Statistics are backward-looking
Statistics have to be recognised for what they are – backward-looking, not predictive – which is one main reason why all types of statistics, at the level of the firm or the country have to be as up-to-date as can be. Unless we know what has happened recently, and possibly what is happening now, we cannot arrive at decisions about what to do moving forward.
Having up-to-date statistics is, of course, not enough. They have to be correct, as otherwise they would certainly mislead analysts and decision-makers alike. Which is why one can generally accept that the management accounts of a firm, combining sound book-keeping with a good IT system, are reasonably and factually correct, even if produced within two weeks from the end of the previous period.
The same assumption cannot be made when it comes to national statistics. Much of the data used in producing them for reasonably early reporting is, to a considerable extent, based on estimates – and so are provisional, to be updated when final data comes through the system.
In Malta’s case, I believe that accounting at the level of the firm has made a great leap forward in recent years. That is due to a combination of factors – the growth of well-qualified accountants, the development of strong accounting and auditing firms, and recognition by directors and management teams that they must have their data served hot if they are to fulfil their functions properly. Reporting requirements by various government departments have also served as a spur to good, almost just-in-time accounting.
Malta has made great strides at national level as well. Since the Central Bank was set up it has built an impressive gathering and analysis of monetary statistics.
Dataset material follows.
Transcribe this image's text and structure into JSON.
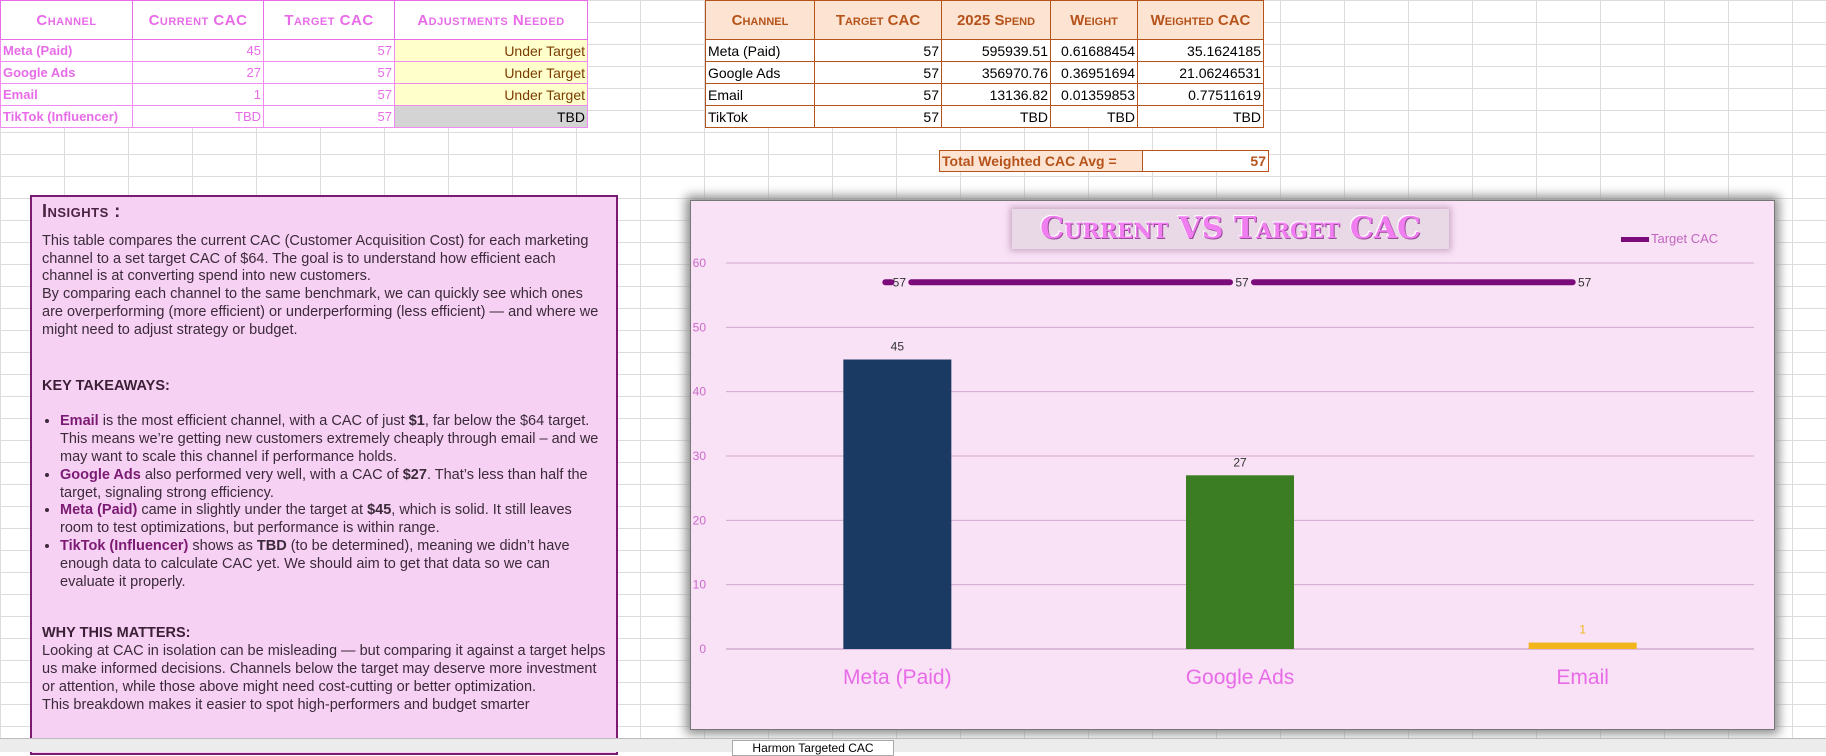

With increased expertise it has ventured into other macro areas with significant success. The National Statistics Office too has been restructured over the years. Nowadays it issues a stream of macro-economic data which, though inevitably looking at the past, serve as a good basis for analysis and identifying areas for policy action.
Collaboration with Eurostat has improved both the range and depth of the NSO’s efforts. One area which I feel is still lacking is that of social statistics. Regular surveys, though inevitably not as timely as one would like them to be, do produce strokes with which to make an outline of the social picture. Yet more needs to be done, especially in the area of income distribution, concentration of wealth and such like. I’m sure the NSO will get there. The sooner it does it, in conjunction with the tax departments, the better for social policy formulation.
In this positive context, therefore two recent comments about the quality of the national statistics were surprising. The Governor of the Central Bank, a professor of economics and no slouch in the statistics field, queried the inventory part of the latest Gross Domestic Product data. He said it was “fuzzy”. Whatever one feels that means, the Governor was not being complimentary. He also said that the Bank’s own resources were doing some research on that area.
His words clearly miffed the National Statistics Office. But, coming from someone of Josef Bonnici’s stature, they cannot be ignored.
More surprising were the comments made by the Minister of Finance. Tonio Fenech threw doubt on whether the official statistics gave a true picture when indicating that Malta had once again moved into shallow recession in the January-March quarter.
He pointed out that various sectors of the economy were doing well, and again attributed the economic slowdown to two sectors: exports of electronic parts and the fact that Enemalta is not charging full recovery tariffs. Both observations raise questions.
The microchips exporting company is lauded when it increases exports. It cannot be batted away when market forces cause a reduction.
As for Enemalta the implication is that high energy and utility prices boost GDP growth. There is a fallacy there somewhere, especially if the minister was thinking in real terms.
What the Finance Minister meant to say was that one should look at the economic picture by segmenting it. That throws up the sectors that are doing well, and others that perform not so well.
Point is, though, that is always the case. Rather than try to wave away negative data while blowing trumpets when the overall data is positive, one should explain objectively what is taking place. More important still, one should interpret the data to work out what policy changes may be needed, to the extent that pluses or minuses can be influenced from the Malta end.
We have progressed in statistics gathering and analysis. No one should warp continuing progress with fuzzy thinking.